If a line of the records contains the string "selected", copy it out.

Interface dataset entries
-*-*-

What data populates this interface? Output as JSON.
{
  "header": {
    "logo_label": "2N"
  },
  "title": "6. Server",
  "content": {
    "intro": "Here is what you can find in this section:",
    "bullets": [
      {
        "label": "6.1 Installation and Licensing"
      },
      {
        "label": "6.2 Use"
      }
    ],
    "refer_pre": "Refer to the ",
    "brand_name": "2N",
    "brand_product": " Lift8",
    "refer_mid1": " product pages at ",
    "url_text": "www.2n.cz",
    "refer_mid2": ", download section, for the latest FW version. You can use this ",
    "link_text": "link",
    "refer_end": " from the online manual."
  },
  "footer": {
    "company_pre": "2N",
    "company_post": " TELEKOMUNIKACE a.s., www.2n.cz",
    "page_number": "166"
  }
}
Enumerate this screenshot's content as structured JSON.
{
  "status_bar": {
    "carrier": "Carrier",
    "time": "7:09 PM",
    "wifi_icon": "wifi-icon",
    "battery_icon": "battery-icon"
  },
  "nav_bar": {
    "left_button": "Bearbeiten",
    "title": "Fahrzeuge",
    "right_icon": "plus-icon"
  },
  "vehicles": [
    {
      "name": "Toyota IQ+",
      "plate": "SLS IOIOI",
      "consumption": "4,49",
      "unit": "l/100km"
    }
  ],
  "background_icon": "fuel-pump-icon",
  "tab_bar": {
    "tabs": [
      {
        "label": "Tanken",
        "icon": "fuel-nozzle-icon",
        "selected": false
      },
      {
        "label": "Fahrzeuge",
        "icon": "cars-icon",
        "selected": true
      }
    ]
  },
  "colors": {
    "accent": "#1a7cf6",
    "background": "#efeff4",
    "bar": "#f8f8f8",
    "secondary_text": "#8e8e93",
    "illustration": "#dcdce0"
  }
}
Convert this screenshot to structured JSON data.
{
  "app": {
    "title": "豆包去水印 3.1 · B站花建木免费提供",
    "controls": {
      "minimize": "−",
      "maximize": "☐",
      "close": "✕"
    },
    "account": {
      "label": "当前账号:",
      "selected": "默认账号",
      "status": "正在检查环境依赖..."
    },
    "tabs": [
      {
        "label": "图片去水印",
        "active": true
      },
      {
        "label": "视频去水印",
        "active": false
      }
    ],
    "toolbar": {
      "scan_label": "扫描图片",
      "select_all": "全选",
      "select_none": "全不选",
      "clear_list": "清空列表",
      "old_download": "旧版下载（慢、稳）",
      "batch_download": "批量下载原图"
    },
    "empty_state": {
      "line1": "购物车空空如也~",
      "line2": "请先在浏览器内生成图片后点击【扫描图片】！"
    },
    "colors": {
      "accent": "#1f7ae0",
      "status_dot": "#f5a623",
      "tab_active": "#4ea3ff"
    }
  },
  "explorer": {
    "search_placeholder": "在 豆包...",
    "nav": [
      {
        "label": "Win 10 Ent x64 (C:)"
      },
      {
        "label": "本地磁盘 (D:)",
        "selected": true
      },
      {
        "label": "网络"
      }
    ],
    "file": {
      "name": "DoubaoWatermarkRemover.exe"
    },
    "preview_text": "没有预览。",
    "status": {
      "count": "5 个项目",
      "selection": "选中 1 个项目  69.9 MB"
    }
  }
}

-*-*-

Solution for this task:
        "selected": false
        "selected": true
      "selected": "默认账号",
        "selected": true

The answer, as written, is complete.